Dataset rows for apps and sites
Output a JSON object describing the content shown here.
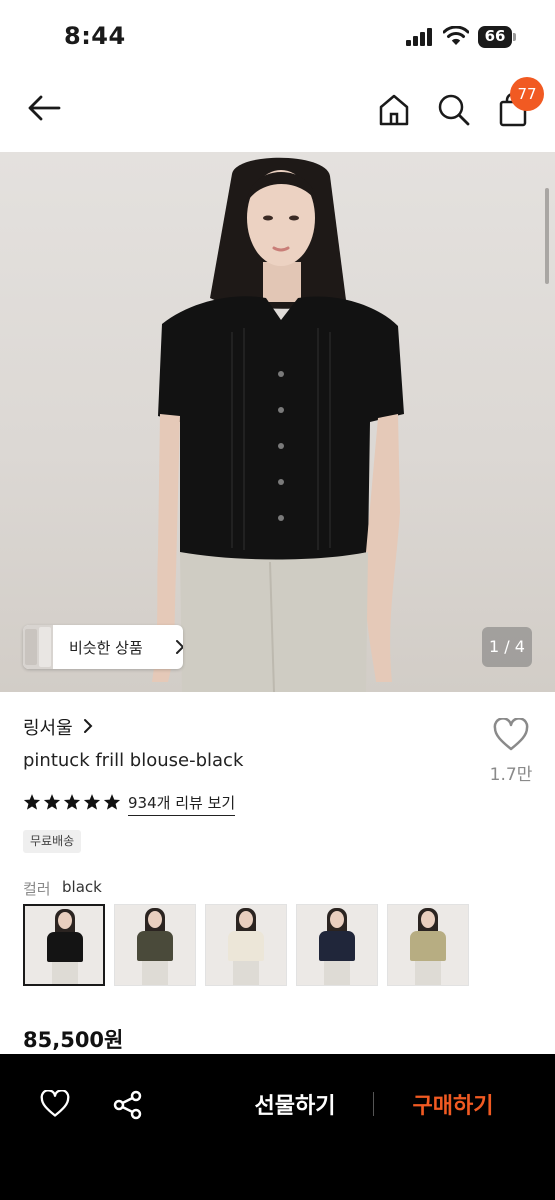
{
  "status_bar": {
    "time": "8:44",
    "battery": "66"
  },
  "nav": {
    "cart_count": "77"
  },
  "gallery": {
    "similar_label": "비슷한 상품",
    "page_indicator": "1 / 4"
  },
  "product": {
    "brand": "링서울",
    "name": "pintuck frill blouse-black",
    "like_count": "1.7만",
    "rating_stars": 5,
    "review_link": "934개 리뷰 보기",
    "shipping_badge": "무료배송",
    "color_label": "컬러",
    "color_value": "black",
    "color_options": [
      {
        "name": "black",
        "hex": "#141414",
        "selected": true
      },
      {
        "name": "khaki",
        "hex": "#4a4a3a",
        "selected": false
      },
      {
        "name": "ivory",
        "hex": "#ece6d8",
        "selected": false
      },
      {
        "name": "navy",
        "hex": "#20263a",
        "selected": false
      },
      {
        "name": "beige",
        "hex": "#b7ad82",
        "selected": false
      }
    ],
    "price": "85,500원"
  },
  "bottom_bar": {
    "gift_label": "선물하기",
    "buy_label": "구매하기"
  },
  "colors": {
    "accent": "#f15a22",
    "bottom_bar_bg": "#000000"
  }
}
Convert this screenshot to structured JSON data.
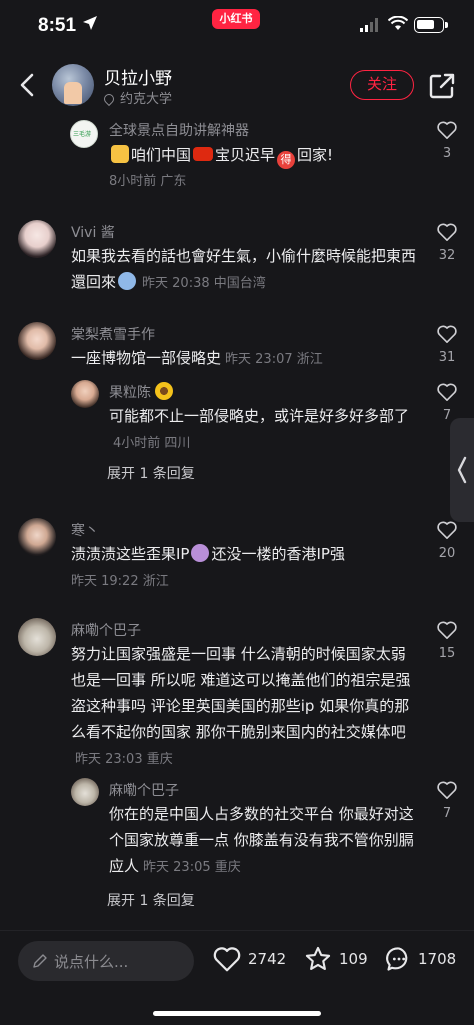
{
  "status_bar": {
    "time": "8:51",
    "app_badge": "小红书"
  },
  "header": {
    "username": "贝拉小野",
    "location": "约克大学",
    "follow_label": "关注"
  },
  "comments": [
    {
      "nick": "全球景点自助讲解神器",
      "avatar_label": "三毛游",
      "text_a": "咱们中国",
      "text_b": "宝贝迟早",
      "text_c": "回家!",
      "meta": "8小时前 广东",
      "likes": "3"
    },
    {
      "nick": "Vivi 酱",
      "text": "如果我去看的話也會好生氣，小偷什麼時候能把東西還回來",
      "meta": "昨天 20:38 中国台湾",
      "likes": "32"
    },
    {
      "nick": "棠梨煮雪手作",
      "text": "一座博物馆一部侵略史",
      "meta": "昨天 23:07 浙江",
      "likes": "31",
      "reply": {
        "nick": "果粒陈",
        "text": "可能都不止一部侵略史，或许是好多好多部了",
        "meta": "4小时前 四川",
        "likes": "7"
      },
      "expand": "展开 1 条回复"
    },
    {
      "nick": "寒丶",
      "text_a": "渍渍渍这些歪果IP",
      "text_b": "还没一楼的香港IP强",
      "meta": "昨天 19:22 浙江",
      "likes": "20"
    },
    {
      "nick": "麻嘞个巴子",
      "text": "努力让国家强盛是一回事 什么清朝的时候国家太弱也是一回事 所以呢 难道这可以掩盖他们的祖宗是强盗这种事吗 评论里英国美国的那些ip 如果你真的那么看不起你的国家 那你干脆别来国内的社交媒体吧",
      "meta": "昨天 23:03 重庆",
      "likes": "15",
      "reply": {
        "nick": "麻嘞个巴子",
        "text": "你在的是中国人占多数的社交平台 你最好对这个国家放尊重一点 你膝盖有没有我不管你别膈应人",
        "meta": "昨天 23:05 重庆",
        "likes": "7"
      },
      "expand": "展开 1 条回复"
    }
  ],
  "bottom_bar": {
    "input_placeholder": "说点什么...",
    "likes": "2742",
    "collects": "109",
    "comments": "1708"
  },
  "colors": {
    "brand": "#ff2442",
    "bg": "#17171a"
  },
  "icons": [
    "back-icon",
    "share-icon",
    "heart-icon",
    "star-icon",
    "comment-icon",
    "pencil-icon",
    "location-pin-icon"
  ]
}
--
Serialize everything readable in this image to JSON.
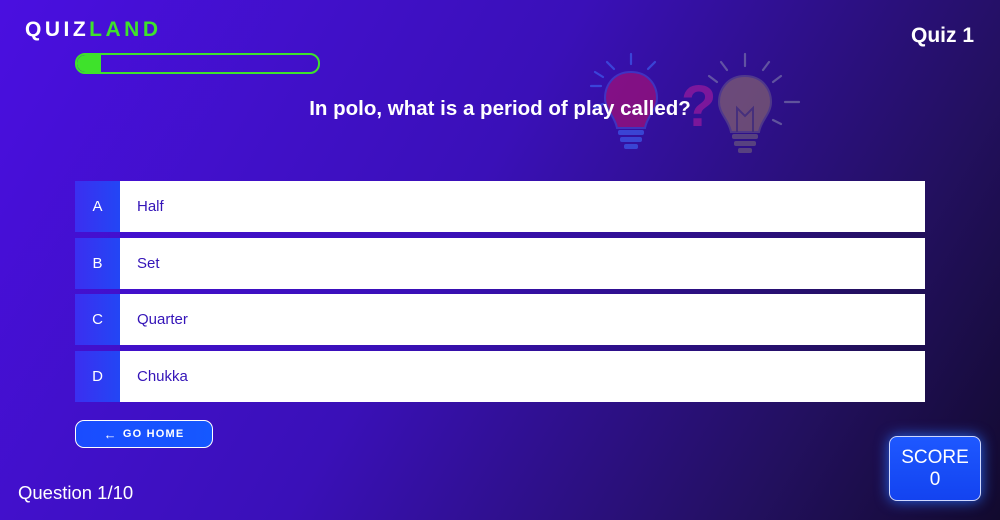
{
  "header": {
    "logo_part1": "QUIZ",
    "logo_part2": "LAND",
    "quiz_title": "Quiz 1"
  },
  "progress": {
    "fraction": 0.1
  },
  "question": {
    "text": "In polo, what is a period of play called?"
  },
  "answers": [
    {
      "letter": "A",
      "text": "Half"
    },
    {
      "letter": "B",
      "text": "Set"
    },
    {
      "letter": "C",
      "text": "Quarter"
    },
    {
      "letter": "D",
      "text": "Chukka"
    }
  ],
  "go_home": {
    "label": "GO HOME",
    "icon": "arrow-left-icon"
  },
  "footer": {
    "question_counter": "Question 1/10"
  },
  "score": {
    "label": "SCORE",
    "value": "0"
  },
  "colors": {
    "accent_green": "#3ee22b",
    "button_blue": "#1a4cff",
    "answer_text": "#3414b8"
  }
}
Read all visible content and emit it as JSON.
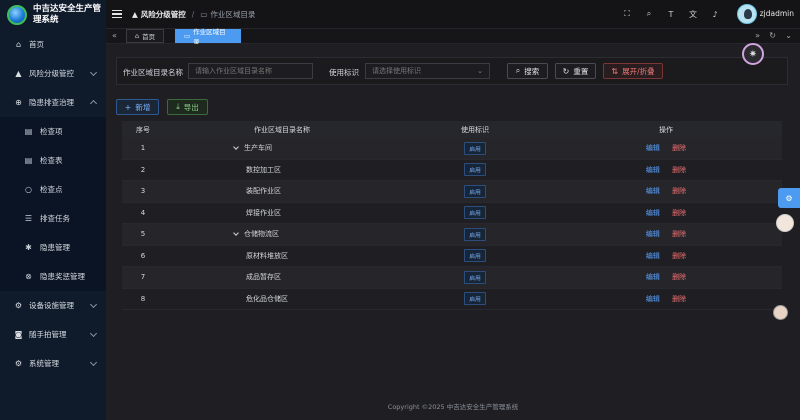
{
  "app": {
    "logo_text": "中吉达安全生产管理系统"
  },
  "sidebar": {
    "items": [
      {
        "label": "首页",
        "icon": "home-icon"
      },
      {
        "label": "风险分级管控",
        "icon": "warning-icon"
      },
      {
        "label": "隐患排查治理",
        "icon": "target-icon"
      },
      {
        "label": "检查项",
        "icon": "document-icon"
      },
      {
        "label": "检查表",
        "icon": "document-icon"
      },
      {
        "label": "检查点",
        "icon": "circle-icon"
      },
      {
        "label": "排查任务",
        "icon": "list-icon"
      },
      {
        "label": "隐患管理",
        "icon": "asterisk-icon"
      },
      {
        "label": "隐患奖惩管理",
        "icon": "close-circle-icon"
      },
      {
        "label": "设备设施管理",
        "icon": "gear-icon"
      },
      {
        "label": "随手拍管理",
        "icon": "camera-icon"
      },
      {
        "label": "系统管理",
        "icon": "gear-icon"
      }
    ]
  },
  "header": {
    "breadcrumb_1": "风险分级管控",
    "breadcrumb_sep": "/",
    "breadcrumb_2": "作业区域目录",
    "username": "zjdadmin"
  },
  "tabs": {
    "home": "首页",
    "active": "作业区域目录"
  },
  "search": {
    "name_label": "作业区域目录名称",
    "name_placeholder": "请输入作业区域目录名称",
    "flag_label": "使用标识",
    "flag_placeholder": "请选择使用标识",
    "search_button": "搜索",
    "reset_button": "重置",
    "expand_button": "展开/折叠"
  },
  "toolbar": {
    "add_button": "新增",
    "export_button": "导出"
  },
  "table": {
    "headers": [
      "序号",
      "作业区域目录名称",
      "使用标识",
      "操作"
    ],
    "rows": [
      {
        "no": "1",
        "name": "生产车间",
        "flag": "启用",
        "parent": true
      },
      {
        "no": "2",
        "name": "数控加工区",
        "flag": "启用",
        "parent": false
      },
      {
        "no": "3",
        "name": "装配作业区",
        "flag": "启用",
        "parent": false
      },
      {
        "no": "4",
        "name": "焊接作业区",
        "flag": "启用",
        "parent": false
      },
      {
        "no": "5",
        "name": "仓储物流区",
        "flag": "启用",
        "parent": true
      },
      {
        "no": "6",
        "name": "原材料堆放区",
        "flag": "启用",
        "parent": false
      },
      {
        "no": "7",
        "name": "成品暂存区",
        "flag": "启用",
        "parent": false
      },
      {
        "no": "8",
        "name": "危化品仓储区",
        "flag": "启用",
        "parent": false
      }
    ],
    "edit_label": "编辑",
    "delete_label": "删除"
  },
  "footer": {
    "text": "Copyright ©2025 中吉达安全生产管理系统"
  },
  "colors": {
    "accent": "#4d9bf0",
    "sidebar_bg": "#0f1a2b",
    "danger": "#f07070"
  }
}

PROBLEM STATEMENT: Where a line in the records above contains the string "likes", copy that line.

REPLY:
      "likes": "3"
      "likes": "32"
      "likes": "31",
        "likes": "7"
      "likes": "20"
      "likes": "15",
        "likes": "7"
    "likes": "2742",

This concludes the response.